[Items from an interface collection]:

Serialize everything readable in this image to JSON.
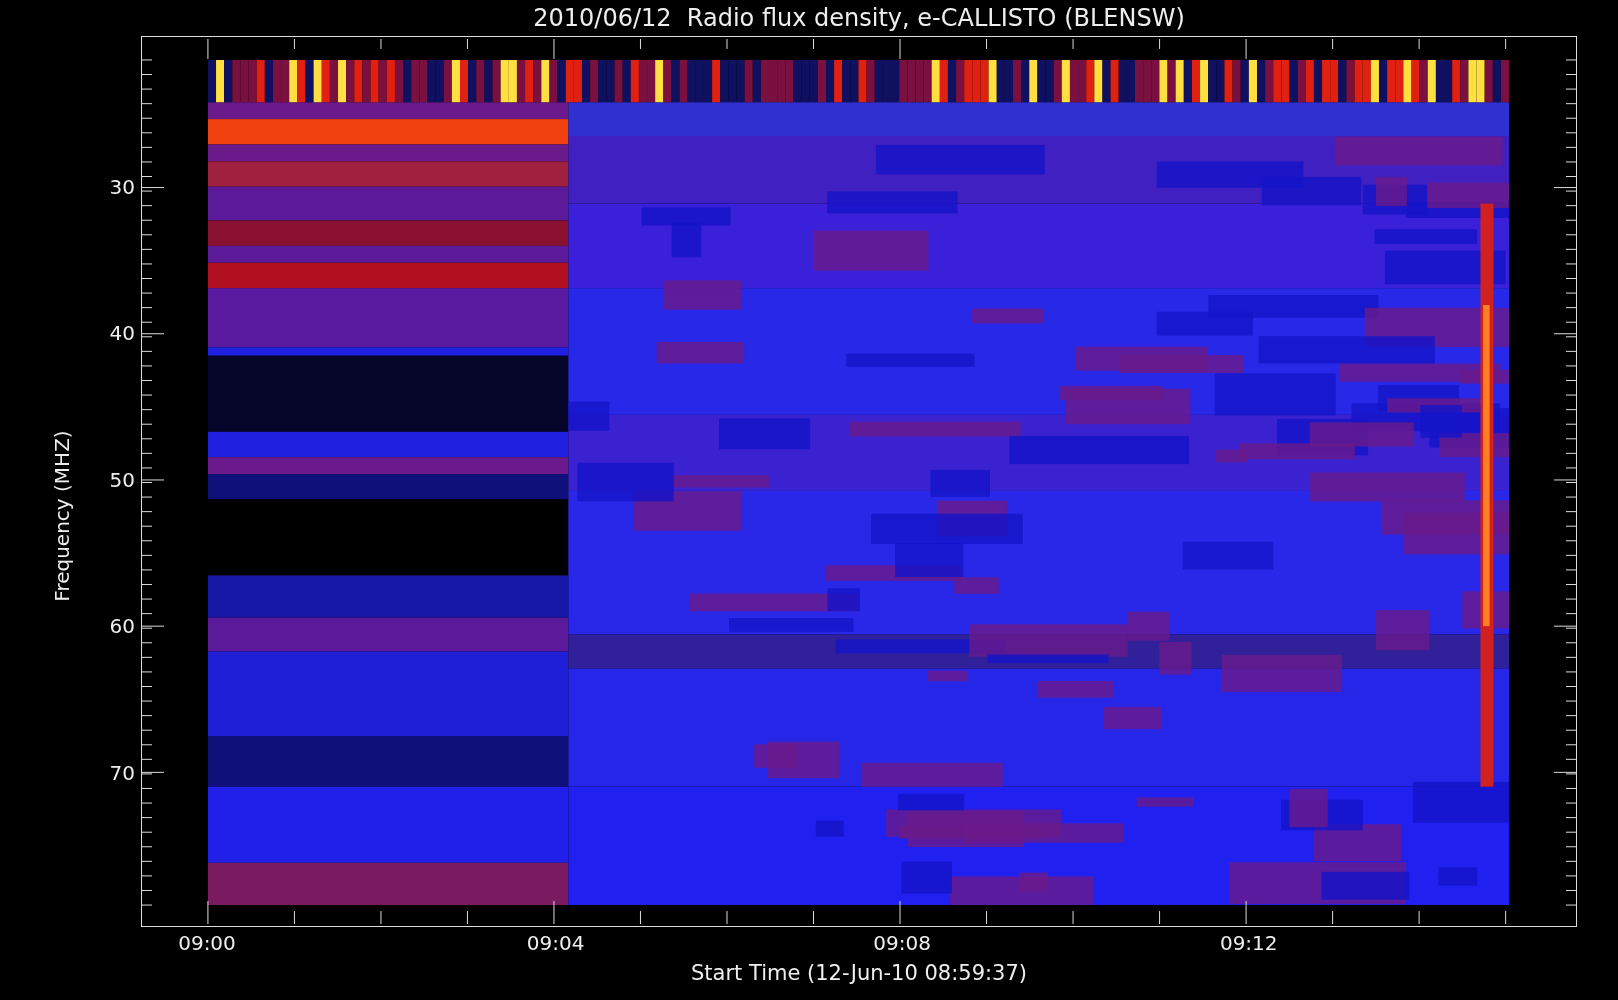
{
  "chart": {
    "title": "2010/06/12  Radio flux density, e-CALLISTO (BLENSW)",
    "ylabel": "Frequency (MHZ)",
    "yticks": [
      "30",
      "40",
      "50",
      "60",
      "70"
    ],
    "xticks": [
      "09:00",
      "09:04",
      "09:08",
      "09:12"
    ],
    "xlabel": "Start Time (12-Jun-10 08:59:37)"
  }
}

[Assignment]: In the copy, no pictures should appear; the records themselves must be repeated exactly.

[Task result]:
Serialize everything readable in this image to JSON.
{
  "chart": {
    "title": "2010/06/12  Radio flux density, e-CALLISTO (BLENSW)",
    "ylabel": "Frequency (MHZ)",
    "yticks": [
      "30",
      "40",
      "50",
      "60",
      "70"
    ],
    "xticks": [
      "09:00",
      "09:04",
      "09:08",
      "09:12"
    ],
    "xlabel": "Start Time (12-Jun-10 08:59:37)"
  }
}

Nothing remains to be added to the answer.